The Owl Service, by Alan Garner

We just ordered a new paperback copy of this 1967 work, and I remember really enjoying it when I read it in graduate school.  Time to cleanse my reading palette with something of quality!

The Pilot’s Wife, by Anita Shreve

My good friend Judy gave me a copy of this book a few weeks ago.  I’m looking forward to reading it.  And it’s adult literature, what a concept!

New Boy, by Julian Houston

I heard Houston speak at The Concord Bookshop back in April or May, and I was very impressed by him and by the book passages that he read aloud.  Impressed enough that I bought a copy of the book and had him sign it, despite my complete moratorium on book purchases for myself.  (Our small house just can’t hold another book…)
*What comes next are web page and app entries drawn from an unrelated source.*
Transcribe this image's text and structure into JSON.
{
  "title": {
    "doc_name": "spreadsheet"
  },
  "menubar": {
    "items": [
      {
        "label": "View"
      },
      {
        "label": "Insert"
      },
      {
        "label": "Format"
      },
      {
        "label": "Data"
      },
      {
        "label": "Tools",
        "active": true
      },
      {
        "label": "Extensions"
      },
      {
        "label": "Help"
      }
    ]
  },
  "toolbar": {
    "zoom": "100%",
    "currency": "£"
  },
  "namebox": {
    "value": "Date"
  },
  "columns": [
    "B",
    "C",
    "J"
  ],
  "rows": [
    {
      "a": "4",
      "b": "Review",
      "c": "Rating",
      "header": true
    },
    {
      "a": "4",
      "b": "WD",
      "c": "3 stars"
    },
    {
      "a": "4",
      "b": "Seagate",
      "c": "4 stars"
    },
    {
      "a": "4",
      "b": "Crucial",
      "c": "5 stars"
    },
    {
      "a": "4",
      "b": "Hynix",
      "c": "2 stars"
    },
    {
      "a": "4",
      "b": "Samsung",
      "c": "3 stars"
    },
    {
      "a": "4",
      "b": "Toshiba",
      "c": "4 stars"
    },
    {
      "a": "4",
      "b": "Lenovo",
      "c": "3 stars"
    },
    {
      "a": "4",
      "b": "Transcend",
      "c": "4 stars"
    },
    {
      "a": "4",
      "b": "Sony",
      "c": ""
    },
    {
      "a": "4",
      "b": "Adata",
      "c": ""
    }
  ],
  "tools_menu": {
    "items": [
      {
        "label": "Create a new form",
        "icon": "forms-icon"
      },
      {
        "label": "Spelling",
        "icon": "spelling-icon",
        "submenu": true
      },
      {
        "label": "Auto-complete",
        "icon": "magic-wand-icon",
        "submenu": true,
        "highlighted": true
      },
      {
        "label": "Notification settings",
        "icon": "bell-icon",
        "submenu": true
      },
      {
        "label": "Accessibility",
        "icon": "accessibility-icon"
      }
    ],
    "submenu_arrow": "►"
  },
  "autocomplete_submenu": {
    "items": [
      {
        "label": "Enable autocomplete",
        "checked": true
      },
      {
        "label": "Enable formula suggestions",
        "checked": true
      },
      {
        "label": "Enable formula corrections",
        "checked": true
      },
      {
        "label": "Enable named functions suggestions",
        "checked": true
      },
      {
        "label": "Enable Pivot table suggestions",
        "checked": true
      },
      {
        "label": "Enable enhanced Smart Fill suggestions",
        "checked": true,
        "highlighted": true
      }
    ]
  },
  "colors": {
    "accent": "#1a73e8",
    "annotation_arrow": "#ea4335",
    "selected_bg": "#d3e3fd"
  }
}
I’d love to hear what other people are reading right now; drop a comment and let me know what you’re enjoying this summer!  And also check out my brother’s blog (follow the link on the right to “Yet Another Unitarian Universalist”); he has periodic entries about his summer reading.

Next in line

I’ve just read two excellent books, the newish young adult novel Red Sea by Diane Tullson, and the newish children’s book The Miraculous Journey of Edward Tulane by Kate DiCamillo.  (I’ll write an entry about each of these books in the near future.)  Now it’s time for me to move on to the next book…which I have decided needs to be the 6th Harry Potter book, Harry Potter and the Half-Blood Prince by J.K. Rowling.  We just received a donation at my library of a new copy of the book, and I felt compelled to take the book home to read while it was still clean and beautiful.

I read each of the other five Harry Potter books as soon as it came out (pre-ordered my copies from Amazon, even).  It’s not that I’m addicted to Harry Potter, or that I’m a huge Harry Potter fan.  In fact, a year or more ago I gave away all of my copies in one of many purges of my bookshelves.

But I’m also not a literary snob.  A wise and funny friend of mine often says that it’s not fair to hold children and young adults to higher literary standards than we do adults.  Adults often read bestsellers, books that are engaging but not fabulous, fun but not life-changing.  Why shouldn’t children and young adults have the same opportunity?  Don’t children and young adults have the right to take time away from the crunch of their school work and lose themselves in a quick plot and a fantasy world?  Wouldn’t we, the judging adults, rather see our young people turn to a book instead of a television show or the internet?  (The role of adults in the selection of and production of children’s literature is a topic that I’ll approach in future blog entries.)

I have no grudge against Harry Potter.  The only reason I’ve waited so long to read the 6th installment is rather lame, actually: the 5th book is SO large that I found it physically uncomfortable to hold while I read it.  But as a children’s librarian, it’s both my duty and responsibility to know and understand the literature that the users of my section of the library (children) seek out.  So, Half-Blood Prince, here I come!